Living on purpose with William Holland

In today’s world, it’s common to see people standing on a street corner holding a sign declaring how desperate they are for financial assistance. In our small town, we also have some who walk up and down the streets at all hours of the day and night and, over the years, they have become familiar simply by being continually visible.
Along with others, I have spoken with them and assist them in whatever way possible. Most of them have a place to stay and receive social-security assistance but still need help in many different ways. They suffer from various health problems and dysfunctional family situations but, unfortunately, they are also exposed to harassment as passing motorists honk their horns and laugh at them.
One older gentleman in particular pushes a shopping cart around town and it’s usually filled with empty cans and various items he has found. His skin is weathered and wrinkled and occasionally someone will stop and talk with him and give him a sandwich.
In speaking with him, I discovered that he receives social security and has a modest place to live but he seems to enjoy walking around town and is free to do whatever he wants as long as he is not bothering anyone or causing a problem.

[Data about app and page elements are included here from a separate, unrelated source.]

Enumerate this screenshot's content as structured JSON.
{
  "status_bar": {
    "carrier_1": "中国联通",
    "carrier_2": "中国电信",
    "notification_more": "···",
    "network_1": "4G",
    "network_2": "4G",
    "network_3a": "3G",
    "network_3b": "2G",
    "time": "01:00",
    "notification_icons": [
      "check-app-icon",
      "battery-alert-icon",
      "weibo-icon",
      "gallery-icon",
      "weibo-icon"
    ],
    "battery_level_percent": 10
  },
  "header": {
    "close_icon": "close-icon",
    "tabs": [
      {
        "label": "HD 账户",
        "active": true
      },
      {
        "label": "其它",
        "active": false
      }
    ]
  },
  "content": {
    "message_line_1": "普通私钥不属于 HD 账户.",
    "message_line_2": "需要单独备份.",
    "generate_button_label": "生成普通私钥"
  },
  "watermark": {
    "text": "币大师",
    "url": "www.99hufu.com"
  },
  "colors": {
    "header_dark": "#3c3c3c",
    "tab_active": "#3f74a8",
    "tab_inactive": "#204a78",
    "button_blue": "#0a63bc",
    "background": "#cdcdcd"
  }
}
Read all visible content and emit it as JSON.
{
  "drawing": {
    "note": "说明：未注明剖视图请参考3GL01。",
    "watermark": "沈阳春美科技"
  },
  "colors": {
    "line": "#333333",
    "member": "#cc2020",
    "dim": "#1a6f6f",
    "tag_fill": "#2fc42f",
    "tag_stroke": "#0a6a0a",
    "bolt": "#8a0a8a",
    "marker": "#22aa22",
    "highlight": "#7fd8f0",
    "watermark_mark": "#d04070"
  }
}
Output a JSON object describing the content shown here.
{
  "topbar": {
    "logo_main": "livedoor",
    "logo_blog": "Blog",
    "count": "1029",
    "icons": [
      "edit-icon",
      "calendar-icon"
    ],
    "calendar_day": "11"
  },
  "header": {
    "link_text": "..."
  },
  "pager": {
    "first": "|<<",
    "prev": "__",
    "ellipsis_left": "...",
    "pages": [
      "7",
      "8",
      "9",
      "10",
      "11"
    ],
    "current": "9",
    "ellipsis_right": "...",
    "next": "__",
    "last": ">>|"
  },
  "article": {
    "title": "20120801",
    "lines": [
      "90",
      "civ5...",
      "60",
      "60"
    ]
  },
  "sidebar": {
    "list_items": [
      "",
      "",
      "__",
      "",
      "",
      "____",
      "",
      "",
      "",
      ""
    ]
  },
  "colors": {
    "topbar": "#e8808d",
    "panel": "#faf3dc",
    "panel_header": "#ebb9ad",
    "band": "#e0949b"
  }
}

We have a number of other colorful characters who do the same thing, reminding us that there are people who live a much different life than we do.

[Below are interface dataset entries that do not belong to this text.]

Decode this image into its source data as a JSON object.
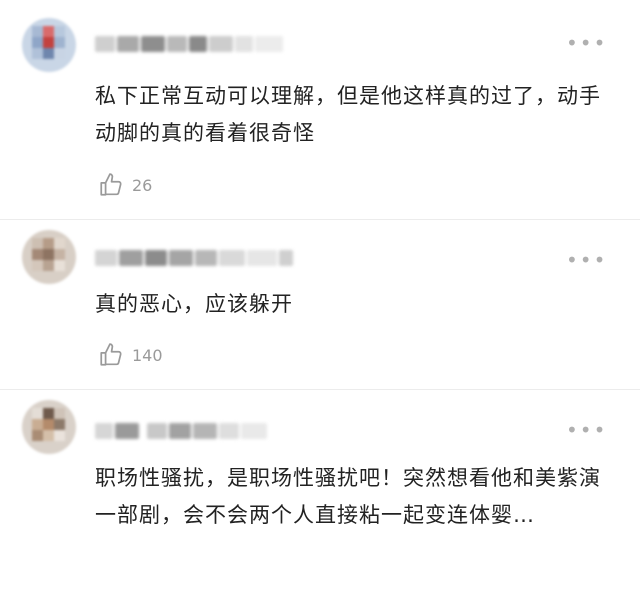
{
  "comments": [
    {
      "text": "私下正常互动可以理解，但是他这样真的过了，动手动脚的真的看着很奇怪",
      "likes": "26",
      "more_icon": "more-dots-icon",
      "like_icon": "thumb-up-icon"
    },
    {
      "text": "真的恶心，应该躲开",
      "likes": "140",
      "more_icon": "more-dots-icon",
      "like_icon": "thumb-up-icon"
    },
    {
      "text": "职场性骚扰，是职场性骚扰吧！突然想看他和美紫演一部剧，会不会两个人直接粘一起变连体婴…",
      "more_icon": "more-dots-icon"
    }
  ],
  "colors": {
    "text": "#222222",
    "meta": "#9a9a9a",
    "divider": "#ececec"
  }
}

I’m sure there are reasons and circumstances that would explain such people’s individual situations but we are not to look down on or be cruel to those who have experienced a difficult and disappointing life.
Colossians chapter 3 describes the attributes that Jesus hopes we will realize and develop: “Put on therefore, as the elect of God, holy and beloved, a heart of mercy, kindness, humbleness of mind, meekness, long-suffering; showing patience and understanding, and forgiving one another”.
As a community chaplain and a member of state and local crisis-response teams in Kentucky, I am often involved with people seeking assistance, especially during the wintertime. Our local leaders graciously open the schools and other buildings for emergency warming shelters for the homeless and many restaurants are generous in constantly donating food.
Recently, a new emergency shelter has opened with a vision of serving three meals per day and providing 60 beds, along with washers and dryers where the homeless can maintain their clothes.
My sister Terri, who helps me each year with holiday food boxes for the needy, was taking a tour of this new facility recently with her eight-year-old son Victor, who listened as she was explaining to him about generosity and how important it is to help others.
Suddenly, he spoke up and said: “Mom, maybe the man who pushes that shopping cart around town can find this place”. The room fell quiet. He was trying to process this information and the innocence of a child had connected with having compassion for someone in need.
This story brings a tear to my eye as I think how important it is to teach our children not to take our blessings for granted and how Christ wants us to love and help others.
James chapter two talks about people who are wealthy and those who are poor and refers to respect and attitudes of pride and the way we treat people. The writer explains how easy it is to brag about possessing faith and having pity on those who are suffering while walking away without actually doing anything to bring relief to the situation.
Verse 15 reads: “If a brother or sister be naked, and destitute of daily food, and one of you tells them ‘Depart in peace and I hope you find food and shelter’ but does not take action to give them what they need – how is that helping?”
We can use the excuse that people have created their own problems but we have all made mistakes and, if not for the grace of God, where would any of us be?
“And be kind one to another, tender-hearted, forgiving one another, even as God for the sake of Christ has forgiven you” – Ephesians 4:32.
Kentucky resident William Holland is an outreach minister, chaplain and author who has his own Christian website,, and sets out each week to find thought-provoking messages of inspiration, hope and encouragement for our readers.